Get a Horse!, the short that precedes Frozen, sums up Disney’s attempt to combine old-fashioned warmness with newfound technology. Get a Horse! applies a gimmick of juxtaposing old Mickey Mouse with a world of 3D; characters fly off the screen, still under the Disney banner, so to an extent maintaining some authenticity. Frozen does the same by adding computer-generated beauty to Hans Christian Andersen’s The Snow Queen (even if loosely based, it retains a fairytale vibe). And animated snow is somehow more beautiful than real snow. The rest of the visuals are also sensational and take advantage of modern technology – it’s the modern storytelling that sets everything back.
Set in the fictional kingdom of Arendelle, Elsa (Idina Menzel) is a princess born with the magical power of turning objects to ice, which turns out to be as dangerous as it sounds. She is effectively hidden away in a castle with her younger sister Anna (Kristen Bell); as most Disney princesses find, life is lonely. Eventually, the sisters leave the palace for Elsa’s coronation, whereby opening the front doors becomes a homecoming. When Elsa’s icy powers are accidentally unleashed during an argument, she runs away, leaving a snowy path and a neverending winter for the locals.
Now, here’s where the story switches to Anna and a quest to find her sister. (Personally, I would have preferred a film about Elsa’s self-determined isolation, where music provides her only company. Maybe I should revisit Tangled.) Anna’s journey – which I should probably call an adventure – requires the aid of mountain expert Kristoff (Jonathan Groff), a mute reindeer, and an anthropomorphic snowman. Oh, the snowman. His name is Olaf, he’s voiced by Josh Gad, he’s already all over the film’s marketing, and I wanted him to melt as soon as words came out of his weirdly shifting mouth.
Ice dominates Frozen, where barren whiteness is blurred in the frame’s corners. All hope is lost and strangely beautiful; every icicle and slippery slope is a solemn reminder of Elsa’s sadness taking place off-screen. But to dumb down the film is Olaf: deliberately ugly, unlike the rest of the animation, and full of cartoonish slapstick. To the writers’ credit, he dreams of eternal warmth, and is thus a supporter of his own personal tragedy.
Anna is a feisty and likeable lead, and makes far better viewing than a traditional prince marching through the snow. Kristen Bell’s vocal talents inevitably have a touch of Veronica Mars, and I see no reason why she couldn’t have been allowed more jokes – especially as it would make the snowman unnecessary. She’s also sidetracked by big musical numbers that don’t live up to expectation, particularly one with singing trolls. Some songs throughout adopt a half-spoken tone; jokes interrupt the rhythm, evoking a half-hearted self-awareness. The others I just found unmemorable.

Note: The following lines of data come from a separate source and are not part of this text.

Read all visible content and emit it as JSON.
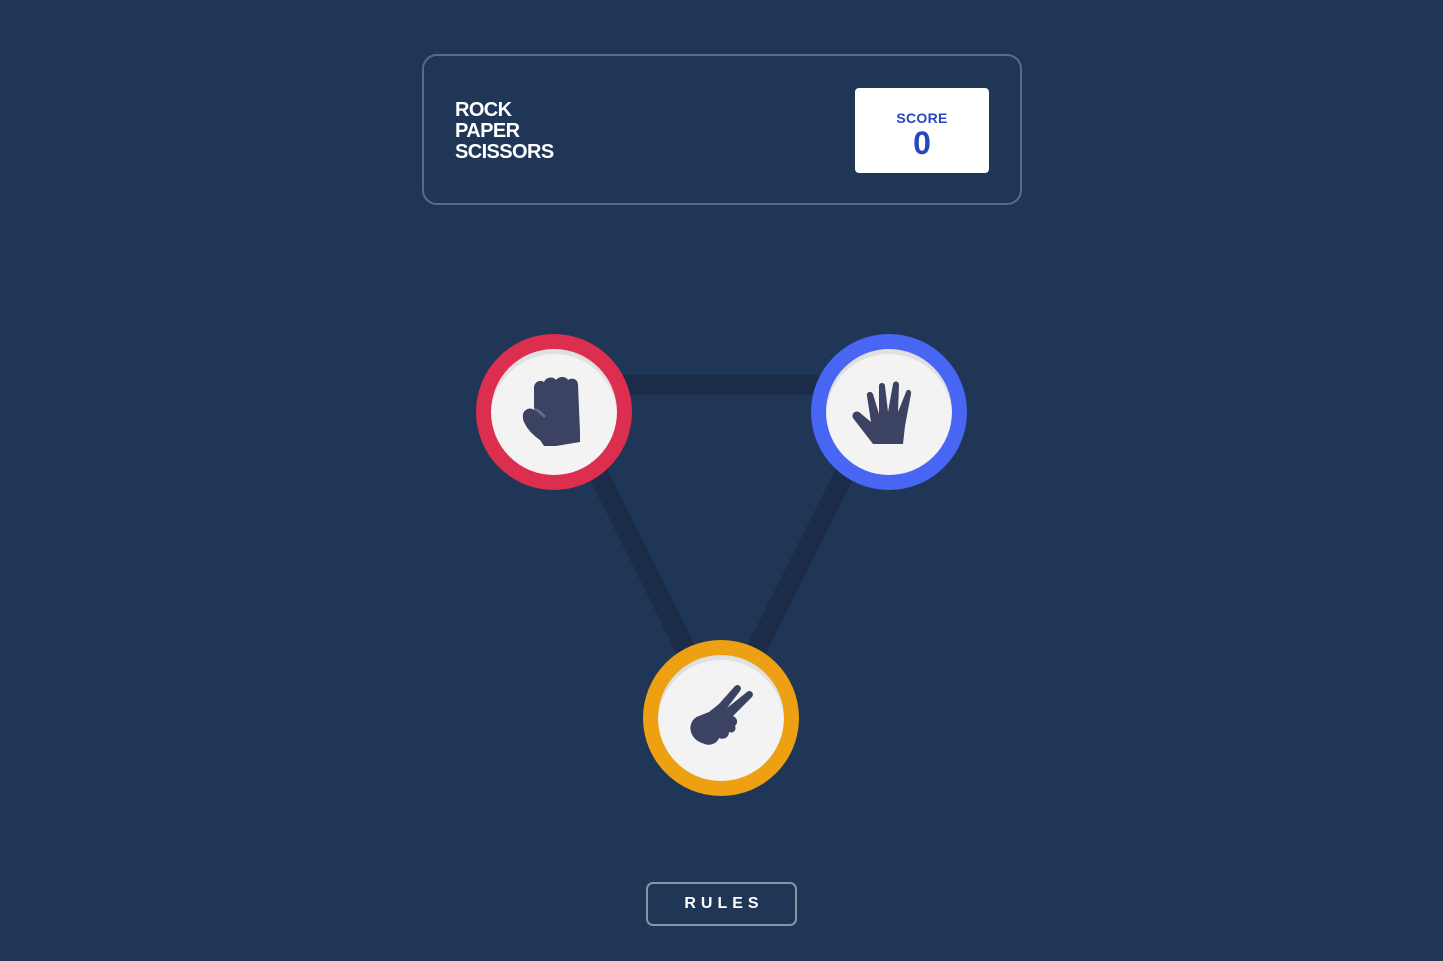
{
  "app": {
    "title_lines": [
      "ROCK",
      "PAPER",
      "SCISSORS"
    ]
  },
  "score": {
    "label": "SCORE",
    "value": "0"
  },
  "choices": [
    {
      "id": "rock",
      "icon": "rock-hand-icon",
      "color": "#dc2e4e"
    },
    {
      "id": "paper",
      "icon": "paper-hand-icon",
      "color": "#4865f4"
    },
    {
      "id": "scissors",
      "icon": "scissors-hand-icon",
      "color": "#eca012"
    }
  ],
  "rules_button": {
    "label": "RULES"
  },
  "colors": {
    "background": "#1f3656",
    "triangle": "#1a2c48",
    "icon_fill": "#3b4262",
    "score_value": "#2a45c2"
  }
}
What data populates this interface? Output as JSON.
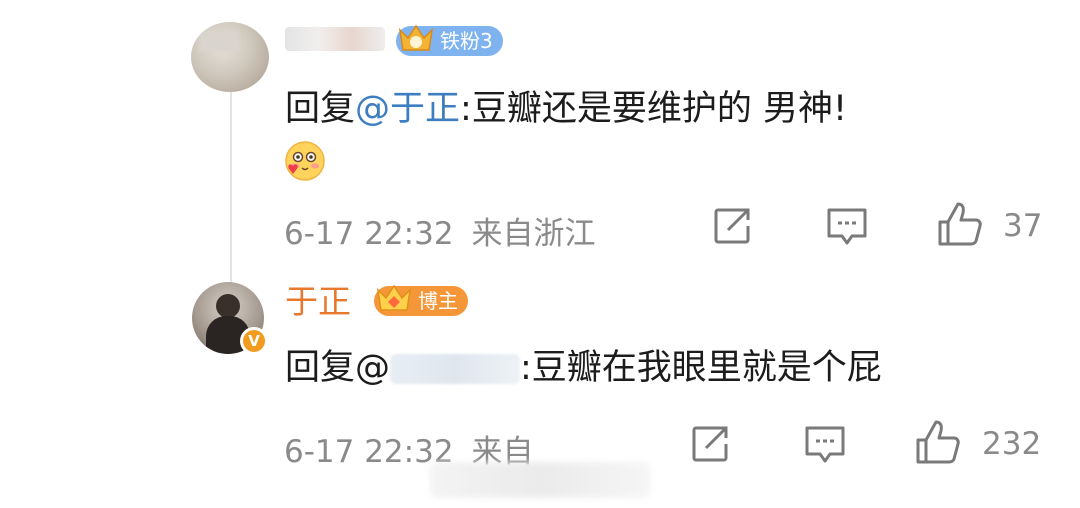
{
  "comments": [
    {
      "badge": "铁粉3",
      "reply_prefix": "回复",
      "mention": "@于正",
      "text": ":豆瓣还是要维护的 男神!",
      "emoji": "blush-heart-emoji",
      "time": "6-17 22:32",
      "location": "来自浙江",
      "likes": "37"
    },
    {
      "username": "于正",
      "verified": "V",
      "badge": "博主",
      "reply_prefix": "回复@",
      "text": ":豆瓣在我眼里就是个屁",
      "time": "6-17 22:32",
      "location": "来自",
      "likes": "232"
    }
  ],
  "icons": [
    "share-icon",
    "comment-icon",
    "like-icon"
  ],
  "colors": {
    "username": "#e7792f",
    "mention": "#3d7ec1",
    "fan_badge": "#7fb3ef",
    "blogger_badge": "#f59638",
    "meta": "#8a8a8a"
  }
}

There’s a smarter film somewhere in Frozen, one that can make full use of the glorious animation and melancholic snow. For viewers who aren’t swayed by the musical numbers or Olaf’s groan-worthy gags, the discernible lack of story is sadly noticeable. While the background is icily cool, the dialogue is mundane filler reminiscent of sludge.
United States of America
108 mins approx
Chris Buck, Jennifer Lee